1,760 long tons (1,790 t) (full load)
|Length:||241 ft 2 in (73.51 m)|
|Beam:||41 ft 3 in (12.57 m)|
|Draft:||12 ft 9 in (3.89 m)|
|Speed:||12 kn (22 km/h; 14 mph)|
|Armament:||5 in (130 mm)/50 cal guns
2 × 3-pounder (47 mm (1.85 in)) guns
USS Asheville (PG-21) was a gunboat that served in the United States Navy during the early days of America's participation in World War II. She was sunk by Japanese forces on 3 March 1942, south of the island of Java, in what was then the Netherlands East Indies.
Asheville was launched on 4 July 1918 and commissioned on 6 July 1920.
Asheville spent the larger part of her service as a part of the Asiatic Fleet with extensive service in China as a member of the Yangtze Patrol and in the Philippines. From 1929-1931, she was stationed in the Caribbean and Nicaragua during the so-called Banana Wars. She was part of the Asiatic Fleet at the outbreak of World War II. She was on patrol in the Philippines when Pearl Harbor was attacked on 8 December 1941 (7 December in Hawaii). Ordered south by CINCAF to the Dutch East Indies (N.E.I.) in December 1941 with most of the rest of the American surface fleet, Asheville escaped early destruction only by making a tense 12-day, 2,000 mi (1,700 nmi; 3,200 km) voyage to the south coast of Java.
The Japanese victory in the Battle of the Java Sea marked the end of the Asiatic Fleet, and all remaining Allied ships were ordered to retreat to Australia or Ceylon. Hampered by engine troubles and sailing alone, Asheville was discovered on 3 March 1942 by a shipborne scout plane south of Java and overtaken by a Japanese destroyer squadron—consisting of the destroyers Arashi and Nowaki, and the heavy cruiser Maya. As the cruiser stood by, the two Japanese destroyers closed and engaged Asheville at close range with their guns. After an intense 30-minute gun battle, the smoldering hulk of Asheville—her superstructure almost completely shot away—finally sank. After calling to ask if there was an officer among the swimmers, a Japanese destroyer picked up one survivor—FM/2c Fred L. Brown from Ft. Wayne, Indiana—probably simply to identify what ship they had sunk. The remainder of the survivors in the water were machine-gunned and left to the sharks. In March 1945, Fireman Brown died in a POW camp in the Celebes, N.E.I.. If not for the fact that Brown had told several of his fellow prisoners his story, no one would have ever known what had been the fate of Asheville.
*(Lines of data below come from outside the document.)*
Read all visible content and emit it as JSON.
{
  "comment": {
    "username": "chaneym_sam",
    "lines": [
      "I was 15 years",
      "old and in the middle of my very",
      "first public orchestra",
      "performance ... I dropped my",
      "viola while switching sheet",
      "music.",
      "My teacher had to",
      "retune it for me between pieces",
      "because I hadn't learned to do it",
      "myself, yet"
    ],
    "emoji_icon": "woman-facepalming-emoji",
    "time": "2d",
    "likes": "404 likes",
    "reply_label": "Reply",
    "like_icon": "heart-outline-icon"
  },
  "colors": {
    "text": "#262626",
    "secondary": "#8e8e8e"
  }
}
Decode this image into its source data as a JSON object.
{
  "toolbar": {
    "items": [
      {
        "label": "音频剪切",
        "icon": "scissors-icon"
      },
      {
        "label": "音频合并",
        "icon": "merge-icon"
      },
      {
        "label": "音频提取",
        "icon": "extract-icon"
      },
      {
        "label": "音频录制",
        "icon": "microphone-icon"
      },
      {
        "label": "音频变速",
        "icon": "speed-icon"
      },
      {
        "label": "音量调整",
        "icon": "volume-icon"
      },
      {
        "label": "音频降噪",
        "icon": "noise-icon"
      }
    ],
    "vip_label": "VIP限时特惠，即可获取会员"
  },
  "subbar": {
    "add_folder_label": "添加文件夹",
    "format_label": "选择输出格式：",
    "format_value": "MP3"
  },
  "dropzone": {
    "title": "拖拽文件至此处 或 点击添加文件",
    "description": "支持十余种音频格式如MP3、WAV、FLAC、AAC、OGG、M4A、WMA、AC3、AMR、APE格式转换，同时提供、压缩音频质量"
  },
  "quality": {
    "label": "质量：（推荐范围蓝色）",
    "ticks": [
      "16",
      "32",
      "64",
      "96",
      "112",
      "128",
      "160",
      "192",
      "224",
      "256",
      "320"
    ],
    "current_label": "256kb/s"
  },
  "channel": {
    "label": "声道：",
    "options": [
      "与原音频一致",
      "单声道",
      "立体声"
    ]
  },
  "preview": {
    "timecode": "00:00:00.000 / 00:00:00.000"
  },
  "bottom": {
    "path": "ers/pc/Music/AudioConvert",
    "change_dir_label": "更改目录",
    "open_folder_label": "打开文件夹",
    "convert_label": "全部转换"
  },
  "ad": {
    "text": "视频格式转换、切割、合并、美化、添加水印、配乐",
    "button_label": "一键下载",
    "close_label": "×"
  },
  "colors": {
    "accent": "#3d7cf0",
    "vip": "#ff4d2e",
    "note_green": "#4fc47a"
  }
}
Asheville was one of the few American surface ships lost with no known survivors at the end of the war.
Asheville received one battle star for her World War II service.